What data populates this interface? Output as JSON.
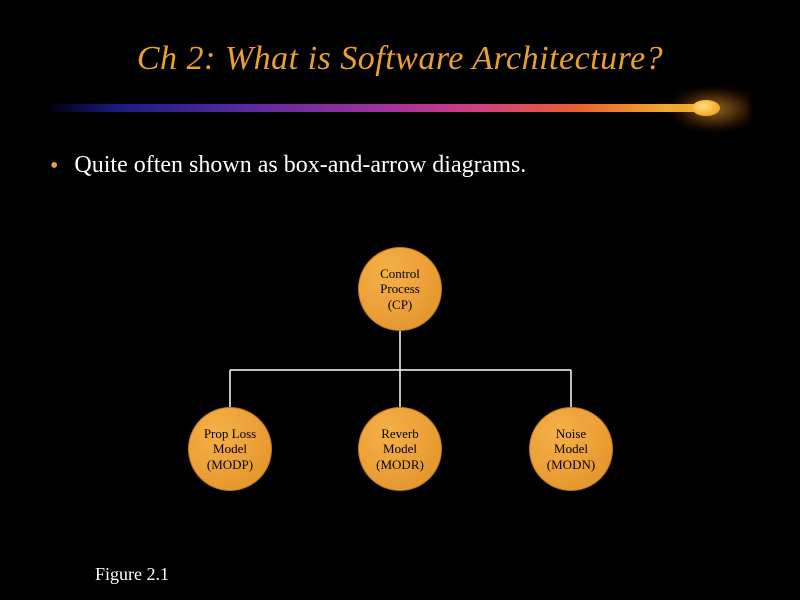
{
  "title": "Ch 2: What is Software Architecture?",
  "bullet": {
    "text": "Quite often shown as box-and-arrow diagrams."
  },
  "diagram": {
    "nodes": {
      "cp": {
        "line1": "Control",
        "line2": "Process",
        "line3": "(CP)"
      },
      "modp": {
        "line1": "Prop Loss",
        "line2": "Model",
        "line3": "(MODP)"
      },
      "modr": {
        "line1": "Reverb",
        "line2": "Model",
        "line3": "(MODR)"
      },
      "modn": {
        "line1": "Noise",
        "line2": "Model",
        "line3": "(MODN)"
      }
    }
  },
  "figure_label": "Figure 2.1",
  "colors": {
    "accent": "#e8a030",
    "node_fill": "#eca038",
    "bg": "#000000"
  }
}
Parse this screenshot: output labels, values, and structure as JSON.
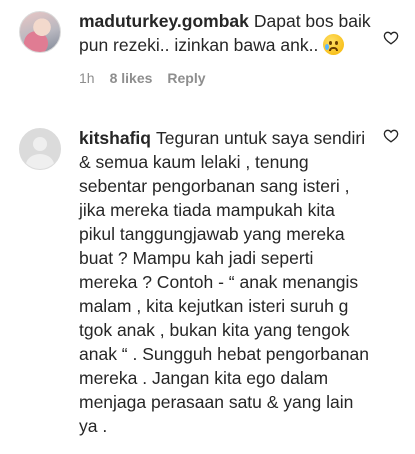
{
  "comments": [
    {
      "username": "maduturkey.gombak",
      "text": "Dapat bos baik pun rezeki.. izinkan bawa ank..",
      "emoji": "crying-face-emoji",
      "time": "1h",
      "likes": "8 likes",
      "reply": "Reply",
      "avatar": "profile-photo"
    },
    {
      "username": "kitshafiq",
      "text": "Teguran untuk saya sendiri & semua kaum lelaki , tenung sebentar pengorbanan sang isteri , jika mereka tiada mampukah kita pikul tanggungjawab yang mereka buat ? Mampu kah jadi seperti mereka ? Contoh - “ anak menangis malam , kita kejutkan isteri suruh g tgok anak , bukan kita yang tengok anak “ . Sungguh hebat pengorbanan mereka . Jangan kita ego dalam menjaga perasaan satu & yang lain ya .",
      "avatar": "default-avatar"
    }
  ],
  "icons": {
    "like": "heart-outline-icon"
  },
  "colors": {
    "text": "#262626",
    "muted": "#8e8e8e",
    "divider": "#dbdbdb"
  }
}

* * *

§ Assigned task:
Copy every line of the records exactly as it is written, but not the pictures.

§ Solution for this task:
What data populates this interface? Output as JSON.
{
  "title": "Ch 2: What is Software Architecture?",
  "bullet": {
    "text": "Quite often shown as box-and-arrow diagrams."
  },
  "diagram": {
    "nodes": {
      "cp": {
        "line1": "Control",
        "line2": "Process",
        "line3": "(CP)"
      },
      "modp": {
        "line1": "Prop Loss",
        "line2": "Model",
        "line3": "(MODP)"
      },
      "modr": {
        "line1": "Reverb",
        "line2": "Model",
        "line3": "(MODR)"
      },
      "modn": {
        "line1": "Noise",
        "line2": "Model",
        "line3": "(MODN)"
      }
    }
  },
  "figure_label": "Figure 2.1",
  "colors": {
    "accent": "#e8a030",
    "node_fill": "#eca038",
    "bg": "#000000"
  }
}
Parse this screenshot: output labels, values, and structure as JSON.
{
  "comments": [
    {
      "username": "maduturkey.gombak",
      "text": "Dapat bos baik pun rezeki.. izinkan bawa ank..",
      "emoji": "crying-face-emoji",
      "time": "1h",
      "likes": "8 likes",
      "reply": "Reply",
      "avatar": "profile-photo"
    },
    {
      "username": "kitshafiq",
      "text": "Teguran untuk saya sendiri & semua kaum lelaki , tenung sebentar pengorbanan sang isteri , jika mereka tiada mampukah kita pikul tanggungjawab yang mereka buat ? Mampu kah jadi seperti mereka ? Contoh - “ anak menangis malam , kita kejutkan isteri suruh g tgok anak , bukan kita yang tengok anak “ . Sungguh hebat pengorbanan mereka . Jangan kita ego dalam menjaga perasaan satu & yang lain ya .",
      "avatar": "default-avatar"
    }
  ],
  "icons": {
    "like": "heart-outline-icon"
  },
  "colors": {
    "text": "#262626",
    "muted": "#8e8e8e",
    "divider": "#dbdbdb"
  }
}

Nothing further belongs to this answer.